Timothy was under tremendous pressure from all sides and the church at Ephesus was also a part of this stress. They probably disregarded his leadership because he was young and may have been listening to false teachers who were seeking to undermine Timothy’s doctrine. Rather than stand firm in his faith, Timothy seemed to be weakening under the attacks, but Paul wanted to be sure he did not quit. He wrote “hold fast the pattern of sound doctrine which you have heard from me, in faith and love which are in Christ Jesus. That good thing [salvation] which was committed to you, keep by the Holy Spirit who dwells in us” (1:13-14). Of dire concern was Timothy’s belief system (doctrine). Paul had carefully taught Timothy right doctrine, which came directly from God, and he wanted to be certain that he would not compromise his faith. Two men, Phygellus and Hermogenes, had already abandoned Paul in time of opposition and turn their back on their faith (1:15). These men may have been leaders in the church who turned their back on Paul when persecution came their way. Paul did not want Timothy to follow their example, but rather look to Onesiphorus who was a loyal co-laborer with Paul. Onesiphorus did not abandon Paul during the time of persecution, but often visited him in prison and took care of his needs (1:16-18). Through the example of Onesiphorus, Paul was trying to communicate that a person does not have to quit and can be faithful to God’s calling, even when it is not popular. You may be looking around and see very few standing for their faith and living the truth; however, you must remember that you are responsible for your life, not the life of others. People may be waiting for you to stand strong in your beliefs and not compromise with the world around you so they can follow.

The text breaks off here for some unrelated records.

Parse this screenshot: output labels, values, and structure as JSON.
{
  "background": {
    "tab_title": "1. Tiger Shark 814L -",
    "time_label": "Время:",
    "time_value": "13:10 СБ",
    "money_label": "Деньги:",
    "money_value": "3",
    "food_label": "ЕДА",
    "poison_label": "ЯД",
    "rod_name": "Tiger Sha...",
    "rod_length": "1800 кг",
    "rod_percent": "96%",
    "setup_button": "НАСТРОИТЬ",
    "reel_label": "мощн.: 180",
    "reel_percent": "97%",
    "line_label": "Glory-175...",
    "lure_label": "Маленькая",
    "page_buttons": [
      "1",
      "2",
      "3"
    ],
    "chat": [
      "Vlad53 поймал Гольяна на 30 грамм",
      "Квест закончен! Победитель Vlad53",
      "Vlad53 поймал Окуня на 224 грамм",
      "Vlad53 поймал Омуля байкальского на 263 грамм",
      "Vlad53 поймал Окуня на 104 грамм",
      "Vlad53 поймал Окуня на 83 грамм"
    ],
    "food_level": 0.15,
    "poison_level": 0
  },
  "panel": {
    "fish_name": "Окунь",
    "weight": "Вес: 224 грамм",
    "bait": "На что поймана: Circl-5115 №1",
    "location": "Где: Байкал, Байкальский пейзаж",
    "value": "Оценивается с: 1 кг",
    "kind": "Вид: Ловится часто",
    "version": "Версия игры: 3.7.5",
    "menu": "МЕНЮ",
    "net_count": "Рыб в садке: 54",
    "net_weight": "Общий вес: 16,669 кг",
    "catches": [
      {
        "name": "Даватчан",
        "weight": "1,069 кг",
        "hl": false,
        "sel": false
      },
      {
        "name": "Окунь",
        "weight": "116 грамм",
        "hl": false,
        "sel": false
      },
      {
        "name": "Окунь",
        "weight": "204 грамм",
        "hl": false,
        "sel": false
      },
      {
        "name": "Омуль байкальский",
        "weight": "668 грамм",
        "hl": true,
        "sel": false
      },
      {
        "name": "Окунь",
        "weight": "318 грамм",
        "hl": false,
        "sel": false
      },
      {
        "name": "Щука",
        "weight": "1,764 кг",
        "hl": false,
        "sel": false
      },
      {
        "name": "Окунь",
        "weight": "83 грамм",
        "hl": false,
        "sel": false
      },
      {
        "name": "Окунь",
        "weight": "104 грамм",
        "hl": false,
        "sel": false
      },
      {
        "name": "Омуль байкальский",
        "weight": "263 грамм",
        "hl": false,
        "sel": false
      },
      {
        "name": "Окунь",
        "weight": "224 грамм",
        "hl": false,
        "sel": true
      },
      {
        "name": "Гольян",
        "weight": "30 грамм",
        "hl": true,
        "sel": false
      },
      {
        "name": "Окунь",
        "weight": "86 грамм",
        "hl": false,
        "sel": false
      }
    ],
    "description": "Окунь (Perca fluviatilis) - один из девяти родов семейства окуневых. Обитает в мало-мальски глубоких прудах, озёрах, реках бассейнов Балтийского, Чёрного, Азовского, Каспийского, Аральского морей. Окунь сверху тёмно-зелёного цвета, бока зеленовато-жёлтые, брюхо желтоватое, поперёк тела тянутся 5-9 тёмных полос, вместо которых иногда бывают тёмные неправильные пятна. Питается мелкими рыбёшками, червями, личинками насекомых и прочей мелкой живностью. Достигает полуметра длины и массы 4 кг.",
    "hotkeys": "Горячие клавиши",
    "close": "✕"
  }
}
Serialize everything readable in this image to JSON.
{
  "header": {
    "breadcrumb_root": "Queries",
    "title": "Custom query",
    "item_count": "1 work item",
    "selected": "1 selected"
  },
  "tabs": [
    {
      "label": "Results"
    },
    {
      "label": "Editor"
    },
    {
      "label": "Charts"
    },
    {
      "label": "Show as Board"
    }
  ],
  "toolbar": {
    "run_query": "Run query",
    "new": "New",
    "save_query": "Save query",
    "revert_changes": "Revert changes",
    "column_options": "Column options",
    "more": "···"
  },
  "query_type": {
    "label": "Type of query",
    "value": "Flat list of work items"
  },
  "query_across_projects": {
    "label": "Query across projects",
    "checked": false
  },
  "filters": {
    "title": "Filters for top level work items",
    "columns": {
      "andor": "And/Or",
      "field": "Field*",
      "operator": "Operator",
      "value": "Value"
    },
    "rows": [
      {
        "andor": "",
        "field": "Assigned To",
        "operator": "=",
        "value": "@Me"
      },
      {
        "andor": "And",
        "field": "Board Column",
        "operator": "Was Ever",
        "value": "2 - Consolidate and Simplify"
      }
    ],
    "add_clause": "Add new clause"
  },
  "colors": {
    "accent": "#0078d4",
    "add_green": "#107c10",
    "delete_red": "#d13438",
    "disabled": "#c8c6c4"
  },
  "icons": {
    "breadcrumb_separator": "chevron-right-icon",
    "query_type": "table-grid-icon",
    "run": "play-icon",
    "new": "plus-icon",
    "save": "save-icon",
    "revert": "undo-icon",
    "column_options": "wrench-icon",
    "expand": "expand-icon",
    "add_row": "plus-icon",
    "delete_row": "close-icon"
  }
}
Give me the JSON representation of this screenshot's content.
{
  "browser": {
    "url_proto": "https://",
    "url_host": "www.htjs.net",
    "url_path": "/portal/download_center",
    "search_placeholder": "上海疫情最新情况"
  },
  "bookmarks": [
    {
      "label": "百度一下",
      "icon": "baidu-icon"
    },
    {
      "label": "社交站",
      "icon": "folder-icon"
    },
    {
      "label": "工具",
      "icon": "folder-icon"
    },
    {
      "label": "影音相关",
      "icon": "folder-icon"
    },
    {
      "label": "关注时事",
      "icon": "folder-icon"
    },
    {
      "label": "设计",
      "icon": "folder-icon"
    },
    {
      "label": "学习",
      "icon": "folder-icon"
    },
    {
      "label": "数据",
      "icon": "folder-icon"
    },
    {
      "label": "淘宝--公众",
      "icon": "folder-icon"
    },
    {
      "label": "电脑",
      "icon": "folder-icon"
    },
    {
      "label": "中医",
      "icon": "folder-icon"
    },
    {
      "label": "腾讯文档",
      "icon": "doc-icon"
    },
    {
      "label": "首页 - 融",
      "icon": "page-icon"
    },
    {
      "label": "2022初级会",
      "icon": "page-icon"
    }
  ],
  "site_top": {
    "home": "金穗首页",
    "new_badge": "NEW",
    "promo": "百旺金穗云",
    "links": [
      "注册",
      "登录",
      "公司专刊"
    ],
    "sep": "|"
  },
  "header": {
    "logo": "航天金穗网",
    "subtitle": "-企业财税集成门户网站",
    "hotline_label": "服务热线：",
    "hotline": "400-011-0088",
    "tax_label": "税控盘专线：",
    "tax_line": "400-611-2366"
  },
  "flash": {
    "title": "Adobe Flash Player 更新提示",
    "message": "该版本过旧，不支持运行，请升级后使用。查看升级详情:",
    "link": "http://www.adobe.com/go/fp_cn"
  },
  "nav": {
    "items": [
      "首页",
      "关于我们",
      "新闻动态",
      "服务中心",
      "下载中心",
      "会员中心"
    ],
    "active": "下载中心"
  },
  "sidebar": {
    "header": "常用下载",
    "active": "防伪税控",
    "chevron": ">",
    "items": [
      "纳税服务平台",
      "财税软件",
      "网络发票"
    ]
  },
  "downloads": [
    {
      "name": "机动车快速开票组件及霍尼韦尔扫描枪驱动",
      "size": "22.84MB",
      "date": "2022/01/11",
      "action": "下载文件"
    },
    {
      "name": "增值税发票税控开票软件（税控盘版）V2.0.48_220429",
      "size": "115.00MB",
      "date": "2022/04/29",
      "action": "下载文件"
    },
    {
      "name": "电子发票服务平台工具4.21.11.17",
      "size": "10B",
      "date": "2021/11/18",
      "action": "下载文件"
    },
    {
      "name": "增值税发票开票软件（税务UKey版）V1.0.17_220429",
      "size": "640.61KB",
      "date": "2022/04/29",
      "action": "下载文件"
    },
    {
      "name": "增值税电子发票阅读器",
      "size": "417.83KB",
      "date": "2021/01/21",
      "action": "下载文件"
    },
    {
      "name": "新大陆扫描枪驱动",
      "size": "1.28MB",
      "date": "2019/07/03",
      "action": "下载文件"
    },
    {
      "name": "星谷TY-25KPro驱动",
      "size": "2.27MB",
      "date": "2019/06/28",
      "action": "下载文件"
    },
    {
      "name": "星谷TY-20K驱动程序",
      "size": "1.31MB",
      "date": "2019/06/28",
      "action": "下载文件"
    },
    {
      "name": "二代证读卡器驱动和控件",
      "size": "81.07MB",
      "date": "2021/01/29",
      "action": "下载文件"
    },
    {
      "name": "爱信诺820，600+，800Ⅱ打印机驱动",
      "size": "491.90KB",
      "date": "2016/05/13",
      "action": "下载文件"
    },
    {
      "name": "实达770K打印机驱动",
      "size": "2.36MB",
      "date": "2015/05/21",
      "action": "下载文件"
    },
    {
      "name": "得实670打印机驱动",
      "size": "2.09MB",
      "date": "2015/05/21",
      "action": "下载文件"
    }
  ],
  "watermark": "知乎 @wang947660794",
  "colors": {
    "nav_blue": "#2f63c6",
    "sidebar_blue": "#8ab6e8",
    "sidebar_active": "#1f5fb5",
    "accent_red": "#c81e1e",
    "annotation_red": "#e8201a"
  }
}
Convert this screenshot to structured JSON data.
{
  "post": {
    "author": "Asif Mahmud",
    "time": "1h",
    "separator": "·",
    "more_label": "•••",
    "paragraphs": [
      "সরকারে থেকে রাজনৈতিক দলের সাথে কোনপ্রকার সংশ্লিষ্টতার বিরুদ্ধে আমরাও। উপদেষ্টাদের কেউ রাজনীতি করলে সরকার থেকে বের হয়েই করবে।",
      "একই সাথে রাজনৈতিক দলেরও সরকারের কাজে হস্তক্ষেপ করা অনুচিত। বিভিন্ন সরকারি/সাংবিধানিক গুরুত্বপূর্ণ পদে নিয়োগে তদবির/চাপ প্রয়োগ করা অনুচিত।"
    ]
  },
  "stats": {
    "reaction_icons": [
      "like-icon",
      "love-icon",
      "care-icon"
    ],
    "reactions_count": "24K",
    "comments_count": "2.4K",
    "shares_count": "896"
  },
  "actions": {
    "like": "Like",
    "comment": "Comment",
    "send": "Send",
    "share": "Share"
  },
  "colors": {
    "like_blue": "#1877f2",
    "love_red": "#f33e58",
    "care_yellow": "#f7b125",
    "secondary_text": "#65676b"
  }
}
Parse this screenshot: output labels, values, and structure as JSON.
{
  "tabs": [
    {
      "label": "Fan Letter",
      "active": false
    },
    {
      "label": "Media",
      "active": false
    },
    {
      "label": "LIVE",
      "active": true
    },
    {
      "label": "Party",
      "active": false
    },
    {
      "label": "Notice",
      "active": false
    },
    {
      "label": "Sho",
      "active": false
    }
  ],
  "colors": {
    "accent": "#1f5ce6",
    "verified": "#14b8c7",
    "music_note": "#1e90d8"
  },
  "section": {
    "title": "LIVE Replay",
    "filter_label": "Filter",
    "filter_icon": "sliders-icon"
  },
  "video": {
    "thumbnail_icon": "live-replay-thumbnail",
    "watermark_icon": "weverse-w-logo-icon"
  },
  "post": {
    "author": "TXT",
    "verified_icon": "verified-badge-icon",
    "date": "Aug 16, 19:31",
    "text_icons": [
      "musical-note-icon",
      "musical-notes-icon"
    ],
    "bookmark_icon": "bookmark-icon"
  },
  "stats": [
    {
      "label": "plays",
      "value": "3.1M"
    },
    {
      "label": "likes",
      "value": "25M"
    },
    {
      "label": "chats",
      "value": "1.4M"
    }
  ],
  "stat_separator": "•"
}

Be the one who remains faithful to your calling as a Christian and do not abandon the God who has saved you and given you all spiritual blessings through Christ Jesus.
Dear God, help me to stand even when no one else is doing so.